Gaby Aghion, the legendary Egyptian-French designer behind Chloé, was born 100 years ago to this day. How fitting then that on her centennial anniversary, her Parisian maison was ushered into a new era, thanks to the debut collection of Gabriela Hearst, who took over the label’s reins late last year.
After Aghion founded Chloé in 1952, she staged her prêt-à-porter collections at creative Left Bank locales such as Café de Flore and Brasserie Lipp. This season, models such as Paloma Elsesser (not to mention Hearst who closed the show), followed a similar path, milling about Lipp’s tiled dining room before walking the cobblestoned streets of Saint-Germain-des-Prés. Their ensembles, too, took a page from the book of Aghion, who once said, “There was no luxury ready-to-wear; well-made clothes with quality fabrics and fine detailing did not exist.”

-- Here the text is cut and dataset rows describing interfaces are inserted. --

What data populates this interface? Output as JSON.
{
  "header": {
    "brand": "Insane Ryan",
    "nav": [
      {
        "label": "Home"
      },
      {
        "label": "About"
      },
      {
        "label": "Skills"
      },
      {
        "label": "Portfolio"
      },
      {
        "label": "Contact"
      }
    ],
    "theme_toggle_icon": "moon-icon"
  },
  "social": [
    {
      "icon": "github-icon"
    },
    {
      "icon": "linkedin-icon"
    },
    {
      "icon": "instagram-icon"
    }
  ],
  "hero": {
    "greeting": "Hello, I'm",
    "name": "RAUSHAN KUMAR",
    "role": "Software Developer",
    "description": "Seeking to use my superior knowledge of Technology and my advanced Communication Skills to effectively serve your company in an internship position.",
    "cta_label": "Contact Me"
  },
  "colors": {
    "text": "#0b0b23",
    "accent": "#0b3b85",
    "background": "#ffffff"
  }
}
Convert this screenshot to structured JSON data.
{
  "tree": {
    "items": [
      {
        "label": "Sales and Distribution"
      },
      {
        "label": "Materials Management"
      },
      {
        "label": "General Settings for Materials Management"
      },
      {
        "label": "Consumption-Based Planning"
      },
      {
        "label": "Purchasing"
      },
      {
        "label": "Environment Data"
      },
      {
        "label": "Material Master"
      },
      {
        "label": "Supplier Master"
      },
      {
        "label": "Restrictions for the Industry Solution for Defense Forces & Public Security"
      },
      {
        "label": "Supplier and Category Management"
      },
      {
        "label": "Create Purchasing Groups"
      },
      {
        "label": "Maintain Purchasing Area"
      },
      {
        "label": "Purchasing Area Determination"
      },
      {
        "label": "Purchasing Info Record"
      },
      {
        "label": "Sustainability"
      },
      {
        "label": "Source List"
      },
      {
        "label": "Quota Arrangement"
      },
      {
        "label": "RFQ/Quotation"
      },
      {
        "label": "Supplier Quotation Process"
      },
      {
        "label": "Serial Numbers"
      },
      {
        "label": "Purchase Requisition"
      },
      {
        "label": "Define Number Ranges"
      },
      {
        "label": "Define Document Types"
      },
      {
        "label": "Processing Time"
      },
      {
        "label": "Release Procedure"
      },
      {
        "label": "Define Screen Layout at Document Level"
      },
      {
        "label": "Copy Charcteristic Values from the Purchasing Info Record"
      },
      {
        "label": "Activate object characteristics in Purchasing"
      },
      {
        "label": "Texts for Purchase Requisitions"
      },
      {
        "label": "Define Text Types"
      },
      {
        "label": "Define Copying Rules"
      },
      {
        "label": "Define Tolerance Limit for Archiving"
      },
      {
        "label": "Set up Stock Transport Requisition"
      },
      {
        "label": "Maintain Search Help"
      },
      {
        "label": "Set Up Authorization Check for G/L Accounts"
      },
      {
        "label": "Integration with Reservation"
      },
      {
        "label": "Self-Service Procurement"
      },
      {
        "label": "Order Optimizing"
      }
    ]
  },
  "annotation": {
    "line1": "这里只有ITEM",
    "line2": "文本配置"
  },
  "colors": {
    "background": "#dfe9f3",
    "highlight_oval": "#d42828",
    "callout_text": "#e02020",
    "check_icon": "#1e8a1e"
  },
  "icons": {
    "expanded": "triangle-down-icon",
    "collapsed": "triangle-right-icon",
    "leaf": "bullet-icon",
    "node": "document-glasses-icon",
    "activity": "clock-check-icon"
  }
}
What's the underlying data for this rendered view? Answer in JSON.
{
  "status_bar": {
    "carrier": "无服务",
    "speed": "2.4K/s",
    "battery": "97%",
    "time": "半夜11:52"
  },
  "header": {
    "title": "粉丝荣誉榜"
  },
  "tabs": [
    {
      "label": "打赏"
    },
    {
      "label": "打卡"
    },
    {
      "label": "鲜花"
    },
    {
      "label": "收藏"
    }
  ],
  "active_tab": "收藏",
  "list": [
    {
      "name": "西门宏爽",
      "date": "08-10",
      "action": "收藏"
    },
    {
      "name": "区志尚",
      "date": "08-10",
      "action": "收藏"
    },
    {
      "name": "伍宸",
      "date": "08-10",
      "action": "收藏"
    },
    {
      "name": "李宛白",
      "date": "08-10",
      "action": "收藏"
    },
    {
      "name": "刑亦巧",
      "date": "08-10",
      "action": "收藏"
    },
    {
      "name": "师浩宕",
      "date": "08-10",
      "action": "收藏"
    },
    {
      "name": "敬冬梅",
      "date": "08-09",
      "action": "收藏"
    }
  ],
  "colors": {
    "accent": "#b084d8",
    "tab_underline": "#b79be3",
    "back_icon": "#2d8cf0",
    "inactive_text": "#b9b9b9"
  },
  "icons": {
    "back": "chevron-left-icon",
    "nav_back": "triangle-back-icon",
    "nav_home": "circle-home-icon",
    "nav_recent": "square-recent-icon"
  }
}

That quote served as a starting point for the new creative director, who translated Aghion’s signature scalloped detailing onto georgette blouses and patchwork leathers. Meanwhile, the season’s multi-colored stripes and innovative poncho-meets-puffer (named “puffcho”) were distinctly Hearst, who grew up in Uruguay and has been known to infuse her own eponymous collections with traces of her South American roots. Elsewhere, tailored jackets tied at the side, fringed frocks were crafted from wool gauze, and a head-spinning marbling effect, conceived in Hearst’s home base of New York, appeared on ankle-grazing dresses and fun-meets-functional backpacks made in collaboration with Sheltersuit, a non-profit organization that provides shelter to the homeless.
Speaking of patterns, a butterfly intarsia on sweaters and scarves got at Hearst’s well-known environmental focus. “If our insects go, we collapse as a species. This is why harmful herbicides and pesticides used in the making of our materials must be eliminated,” said Hearst, who has already expanded and fast-tracked the French fashion house’s sustainability goals. For starters, the show’s emissions were offset and directed toward a reforestation project in Myanmar, while polyester and viscose were replaced with recycled fabrics, like cashmere, denim, and jacquard. And, because “new isn’t always better,” she continued, the house’s classic Edith bag (Hearst’s first-ever luxury purse) was repurposed with leftover materials from the collection. Only 50 exist.
Below, watch Chloé’s Fall 2021 show.